Wray delivered remarks at annual conferences of the Major County Sheriffs of America and the non-profit National Sheriffs’ Association in Washington, D.C. Together, the organizations represent thousands of law enforcement professionals nationwide whose jurisdictions cover more than 130 million citizens.
Wray addressed the winter conference of Major County Sheriffs of America on January 31. The professional organization represents approximately 110 of the largest elected sheriff’s offices in counties or parishes with populations of 500,000. Then this week, on February 8, he spoke at the National Sheriffs’ Association’s conference.
Topics included crime and national security challenges like violent crimes, gangs, drugs, border crime, terrorism, and violent extremism. During each meeting, Director Wray expressed concern about the continuing increase in murder rates, the release of repeat or dangerous offenders from prison, and the rise in radicalized juveniles inspired by violent radical ideologies and extremist groups.
And discussion of the brutal beating death of Tyre Nichols by five Memphis police officers, captured on video, was top of mind for leaders at both conferences. “What happened was tragic and inexcusable,” Director Wray said. “I was appalled by the video and deeply troubled by what I saw.” The video, he insisted, is not reflective of the men and women in law enforcement “who go about their job in the right way.”
Director Wray also detailed how transnational gangs are fueling violent crime across the country by finding ways to move their people, drugs, guns, and money into local communities. Even the success of authorities in El Salvador—where they have arrested nearly 60,000 gang members since last March—has forced more violent criminals to flee to the U.S. to avoid the crackdown.
“These are complex international problems that require us to put our heads, our tools, and our efforts together,” the Director said.
That depth of collaboration underscores the importance of established partnerships and like those of the organizations.
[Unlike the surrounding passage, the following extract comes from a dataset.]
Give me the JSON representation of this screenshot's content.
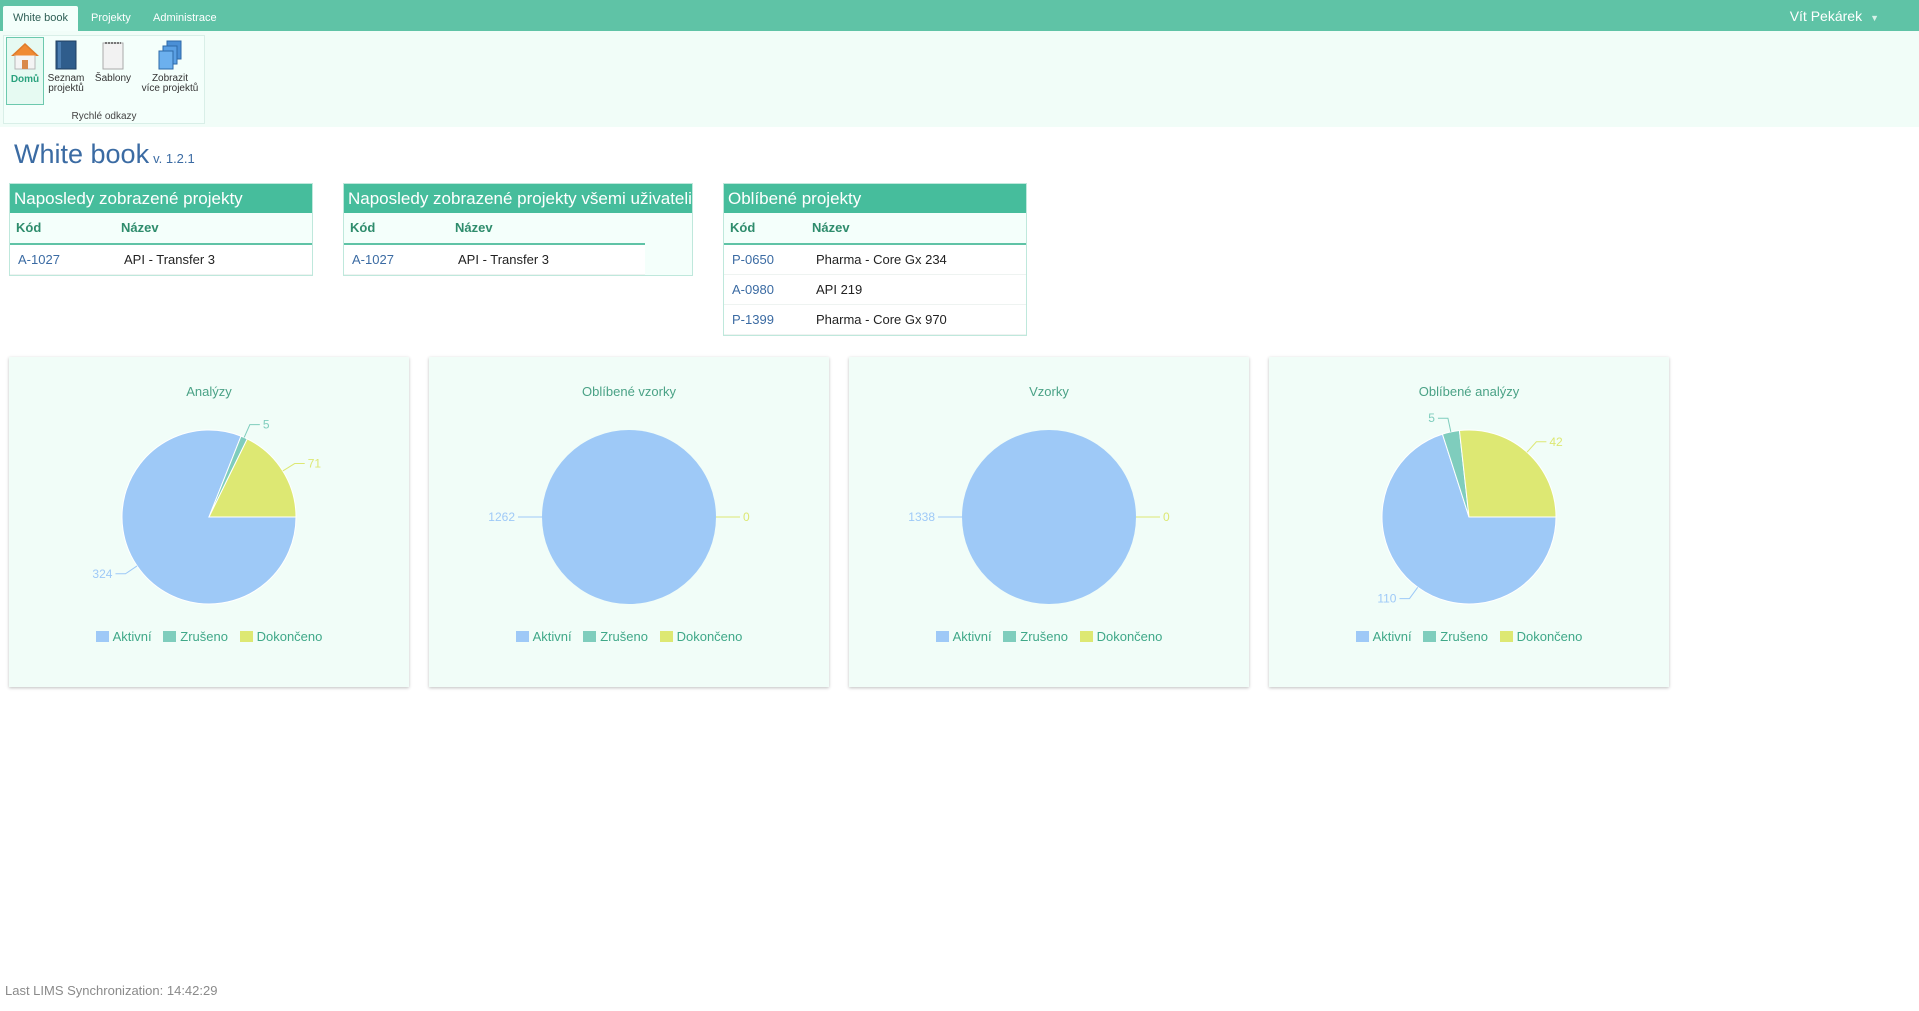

Throughout his remarks, Director Wray cited several examples of successful teamwork:
- Thanks largely to more than 300 violent crime task forces nationwide, the FBI and its partners arrested over 20,000 violent criminals and child predators from October 2021 to September 2022.Some 370 gangs and violent criminal enterprises were completely dismantled, with their leaders arrested and their assets seized. The criminal capabilities of another 3,500 organizations were also impeded.
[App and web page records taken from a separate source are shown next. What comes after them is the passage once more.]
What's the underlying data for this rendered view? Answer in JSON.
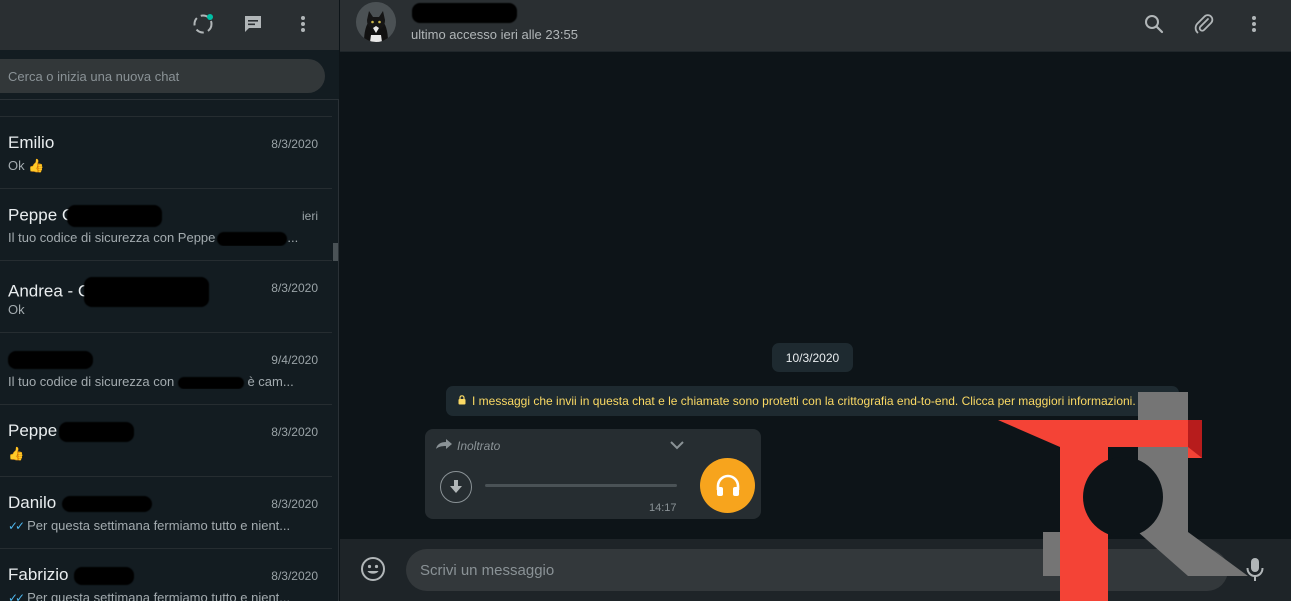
{
  "sidebar": {
    "search_placeholder": "Cerca o inizia una nuova chat",
    "chats": [
      {
        "name": "Emilio",
        "date": "8/3/2020",
        "preview": "Ok 👍"
      },
      {
        "name": "Peppe G",
        "date": "ieri",
        "preview": "Il tuo codice di sicurezza con Peppe"
      },
      {
        "name": "Andrea - C",
        "date": "8/3/2020",
        "preview": "Ok"
      },
      {
        "name": "",
        "date": "9/4/2020",
        "preview_start": "Il tuo codice di sicurezza con",
        "preview_end": "è cam..."
      },
      {
        "name": "Peppe",
        "date": "8/3/2020",
        "preview": "👍"
      },
      {
        "name": "Danilo",
        "date": "8/3/2020",
        "preview": "Per questa settimana fermiamo tutto e nient..."
      },
      {
        "name": "Fabrizio",
        "date": "8/3/2020",
        "preview": "Per questa settimana fermiamo tutto e nient..."
      }
    ]
  },
  "conversation": {
    "last_seen": "ultimo accesso ieri alle 23:55",
    "date_divider": "10/3/2020",
    "encryption_notice": "I messaggi che invii in questa chat e le chiamate sono protetti con la crittografia end-to-end. Clicca per maggiori informazioni.",
    "voice_message": {
      "forwarded_label": "Inoltrato",
      "duration": "14:17",
      "progress": 0
    },
    "compose_placeholder": "Scrivi un messaggio"
  },
  "colors": {
    "accent_orange": "#f7a41d",
    "read_ticks": "#4fb6ec",
    "encryption_text": "#fad964",
    "status_dot": "#00bfa5",
    "logo_red": "#f44336",
    "logo_gray": "#757575"
  },
  "icons": {
    "header_left": [
      "status-icon",
      "new-chat-icon",
      "menu-icon"
    ],
    "header_right": [
      "search-icon",
      "attach-icon",
      "menu-icon"
    ],
    "footer": [
      "emoji-icon",
      "microphone-icon"
    ]
  }
}
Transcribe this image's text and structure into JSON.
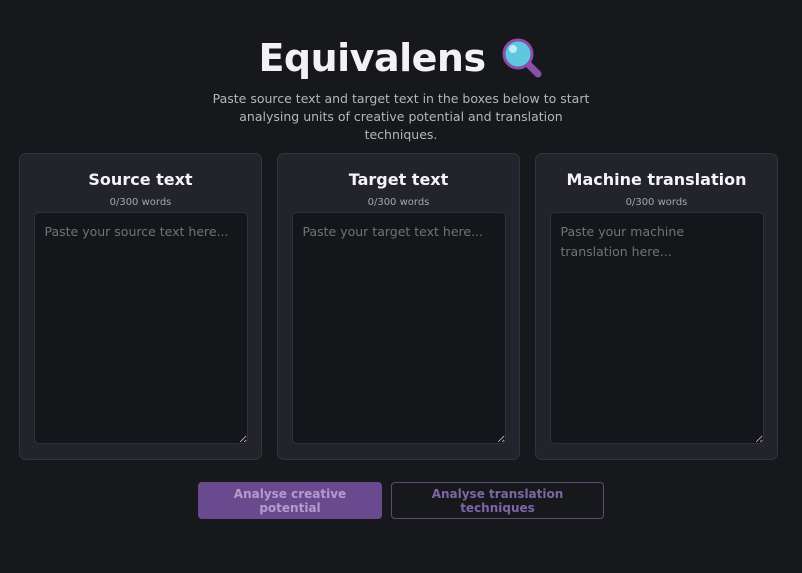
{
  "header": {
    "title": "Equivalens",
    "title_icon": "magnifying-glass-icon",
    "subtitle": "Paste source text and target text in the boxes below to start analysing units of creative potential and translation techniques."
  },
  "panels": [
    {
      "title": "Source text",
      "word_count": "0/300 words",
      "value": "",
      "placeholder": "Paste your source text here..."
    },
    {
      "title": "Target text",
      "word_count": "0/300 words",
      "value": "",
      "placeholder": "Paste your target text here..."
    },
    {
      "title": "Machine translation",
      "word_count": "0/300 words",
      "value": "",
      "placeholder": "Paste your machine translation here..."
    }
  ],
  "actions": {
    "creative_label": "Analyse creative potential",
    "techniques_label": "Analyse translation techniques"
  },
  "colors": {
    "background": "#17181c",
    "panel": "#23242b",
    "accent": "#6a4a8f"
  }
}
- At the southwest border, the FBI and its partners made more than 560 arrests and disrupted dozens of gangs and transnational criminal organizations in 2022.
- In one case involving extremist radicalization, the FBI arrested a 14-year-old—obsessed with the Columbine shooters, ISIS, and neo-Nazis and who expressed a desire to kill as many people as possible—from carrying out his violent plans. The prevention took place thanks to support and proactive input from local law enforcement partners, a mental health provider, and other professionals. It’s part of a new “behavior-focused approach that brings in non-traditional partners like hospitals and social services to get teenagers off the path to violence,” the Director said.
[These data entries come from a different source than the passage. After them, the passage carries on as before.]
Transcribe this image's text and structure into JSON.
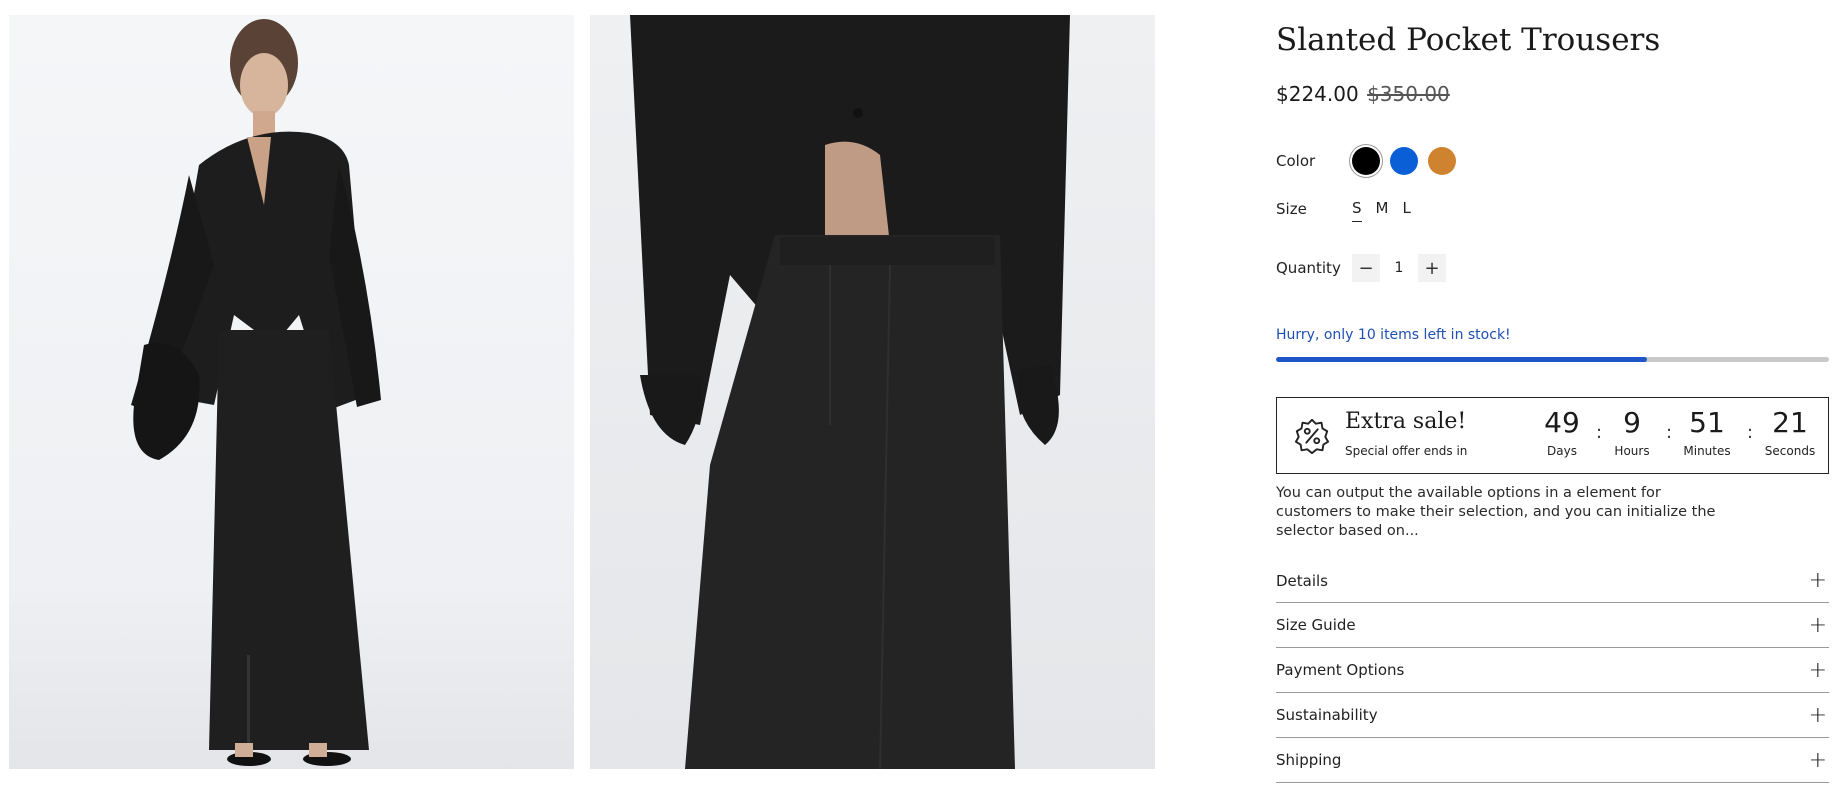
{
  "product": {
    "title": "Slanted Pocket Trousers",
    "price": "$224.00",
    "compare_price": "$350.00"
  },
  "options": {
    "color_label": "Color",
    "colors": [
      {
        "name": "Black",
        "hex": "#000000",
        "selected": true
      },
      {
        "name": "Blue",
        "hex": "#0b5fd6",
        "selected": false
      },
      {
        "name": "Orange",
        "hex": "#d0832f",
        "selected": false
      }
    ],
    "size_label": "Size",
    "sizes": [
      "S",
      "M",
      "L"
    ],
    "selected_size": "S"
  },
  "quantity": {
    "label": "Quantity",
    "value": "1",
    "minus_icon": "minus-icon",
    "plus_icon": "plus-icon"
  },
  "stock": {
    "message": "Hurry, only 10 items left in stock!",
    "progress_percent": 67,
    "bar_color": "#1e56c9"
  },
  "sale": {
    "icon": "discount-badge-icon",
    "title": "Extra sale!",
    "subtitle": "Special offer ends in",
    "countdown": [
      {
        "value": "49",
        "label": "Days"
      },
      {
        "value": "9",
        "label": "Hours"
      },
      {
        "value": "51",
        "label": "Minutes"
      },
      {
        "value": "21",
        "label": "Seconds"
      }
    ],
    "separator": ":"
  },
  "description": "You can output the available options in a element for customers to make their selection, and you can initialize the selector based on...",
  "accordion": [
    {
      "label": "Details",
      "icon": "plus-icon"
    },
    {
      "label": "Size Guide",
      "icon": "plus-icon"
    },
    {
      "label": "Payment Options",
      "icon": "plus-icon"
    },
    {
      "label": "Sustainability",
      "icon": "plus-icon"
    },
    {
      "label": "Shipping",
      "icon": "plus-icon"
    }
  ],
  "gallery": [
    {
      "image": "model-full-length-photo"
    },
    {
      "image": "model-skirt-closeup-photo"
    }
  ]
}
- More than two-thirds of all law enforcement agencies are now sharing detailed crime data via NIBRS, the FBI’s National Incident-Based Reporting System. Among other things, NIBRS can help determine which gangs operate in an area of responsibility and if a certain demographic of children is being targeted by online predators. “Armed with data, the FBI has a much better idea of where our resources are needed the most,” the Director said, stressing the need for greater participation.
Director Wray received praise for his collaborative approach and for meeting with sheriffs during his visits to FBI field offices. One sheriff thanked Director Wray for the phone calls he makes whenever a law enforcement officer is killed in the line of duty.
“When I make those calls—we lost two agents and a task force officer in 2021—I know what it’s like to be on the other side and to talk the family the next day,” Director Wray said. “We lost Dan [Alfin] and Laura [Schwartzenberger], and I’ll never forget the sea of law enforcement leaders and personnel at [their memorial services] at Dolphins’ stadium in Miami. In an otherwise miserable moment, it gave me some hope.”